Survivor to share inspiring story at CFUW
By Angelica Ingram
Published Oct. 11, 2016
When Cyndi Desjardins awoke out of a coma in St. Michael’s hospital in Toronto she discovered she no longer had her hands or her feet.
Weeks earlier she was diagnosed with necrotizing fasciitis, commonly referred to as flesh-eating disease, and her family was looking at the possibility of losing her forever.
Desjardins, 48, pulled through the ordeal and has been using it as a story of inspiration ever since.
Born and raised in Toronto, she was living a fairly average life until February 2011, when everything changed.
A wife and mother of two children, Desjardins was on maternity leave from her corporate job working in sales and marketing management when she got extremely ill.
In and out of the hospital due to her three-month-old son getting repeatedly sick, one night Desjardins spiked a fever, began vomiting and felt a strange pain in her right leg.
“The vomiting became more and more aggressive and so did the ache in my leg,” she said.
After a few days of increased symptoms, Desjardins went to the hospital where she was diagnosed with flesh-eating disease.
“When I arrived at the hospital, my kidneys and liver had failed,” she said. “I was in septic shock and they asked my husband to gather the family to say goodbye. I wasn’t expected to make it through the night.”
Desjardins did make it through the night, despite the disease having a high mortality rate, because she “kept on fighting.”
Shortly after her arrival she was put into a medically induced coma, to help her body fight off the disease.
After a few weeks in a coma, Desjardins began to show signs of improvement however the blood stopped circulating through her hands and feet, resulting in amputation.
“So my husband had to make the decision, after realizing I was probably going to make it, he had to make the decision to approve the amputation,” she said. “For me. it was as if I went to sleep and then woke up to find I had lost my hands and feet.”
Raised with a deep sense of faith and trust in God, Desjardins clung to hope she would get through the nightmarish ordeal.
“I dug deep for my faith,” she said. “I started to dream about what I could do again, like hold my baby son in my arms again.”
Desjardins began visualizing her goals and what her new life would look like. Despite being devastated, the wife and mother knew God would pull her through it.
Following her five month stay in the hospital, she moved to a rehab centre where she learned how to walk again, feed herself and do regular day to day activities.
“After five months I went home and realized how much more I had to learn,” she said. “I had to figure out a way to do just about everything.”
Desjardins had to relearn how to take care of her children, including how to change her newborn’s diaper.

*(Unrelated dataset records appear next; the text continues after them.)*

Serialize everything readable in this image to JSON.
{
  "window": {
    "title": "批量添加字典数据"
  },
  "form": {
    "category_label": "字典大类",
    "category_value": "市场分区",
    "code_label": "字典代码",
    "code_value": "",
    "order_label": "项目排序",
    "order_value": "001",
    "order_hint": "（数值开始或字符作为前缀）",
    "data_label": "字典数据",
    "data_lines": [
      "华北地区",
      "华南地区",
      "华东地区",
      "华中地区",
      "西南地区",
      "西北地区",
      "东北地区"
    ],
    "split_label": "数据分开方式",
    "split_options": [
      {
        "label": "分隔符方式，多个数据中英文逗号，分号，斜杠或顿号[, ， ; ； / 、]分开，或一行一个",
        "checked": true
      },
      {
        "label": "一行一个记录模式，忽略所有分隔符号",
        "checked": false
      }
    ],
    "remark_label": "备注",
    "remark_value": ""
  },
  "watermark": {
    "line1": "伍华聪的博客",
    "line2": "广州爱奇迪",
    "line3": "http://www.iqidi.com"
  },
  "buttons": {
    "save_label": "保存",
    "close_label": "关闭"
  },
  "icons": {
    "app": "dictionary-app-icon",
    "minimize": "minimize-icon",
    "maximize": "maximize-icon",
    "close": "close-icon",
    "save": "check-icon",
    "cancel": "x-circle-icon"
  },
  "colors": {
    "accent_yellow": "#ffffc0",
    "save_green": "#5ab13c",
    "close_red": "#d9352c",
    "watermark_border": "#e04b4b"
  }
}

The time away from her son took its own toll, as she became a foreign person to him.
“It was a long and lengthy road,” she said. “Learning to do things without hands, that’s a completely different world that involves a lot of prayer and a lot of faith.”
The cause of the disease has never been confirmed, she said.
Although Desjardins found herself, like many who face devastating circumstances, asking why did this happen to me, she began looking at the situation from another angle.
“I came to the realization early on that I may never know why, and that brings great peace,” she said.
Her recovery has included getting prosthetic hands and feet, which followed some time in a wheelchair.
She has also had two hip replacements.
She gives a significant amount of credit to her husband Marc, parents, children and support system for helping her through the entire process and continuing to support her today.
“My husband is an amazing man ... he stood by me through everything and just showed me love and caring and continues to do that today,” she said.
Three years ago Desjardins and her family moved to just south of Kinmount. She travels all over to share her story through speaking engagements and has been featured on numerous media outlets.
“My husband shares the passion, to share the story wherever we can so that anyone who may face a life altering event can see how temporary it is and see the reflection of the light that can shine through it,” she said.
Desjardins will be sharing her story, including personal details about how she dealt emotionally and mentally, at the Canadian Federation of University Women Haliburton Highlands event on Thursday, Oct. 20.
Titled Igniting Your Inner Spirit and Finding Purpose – A Personal Experience with Flesh Eating Disease, the talk will take place in the Great Hall at the Haliburton School of Art and Design and is free to the public. Donations to CFUW’s scholarship fund are appreciated.
Desjardins is in the process of writing a book about her experience, titled Cyndi’s Story, and blogs about her day-to-day life.
She has also done peer-to-peer support, which she finds incredibly enriching.
“I think part of the beauty of doing this is when you do get that response that tells you that you’ve touched a heart ... and has inspired them, which is truly beautiful.”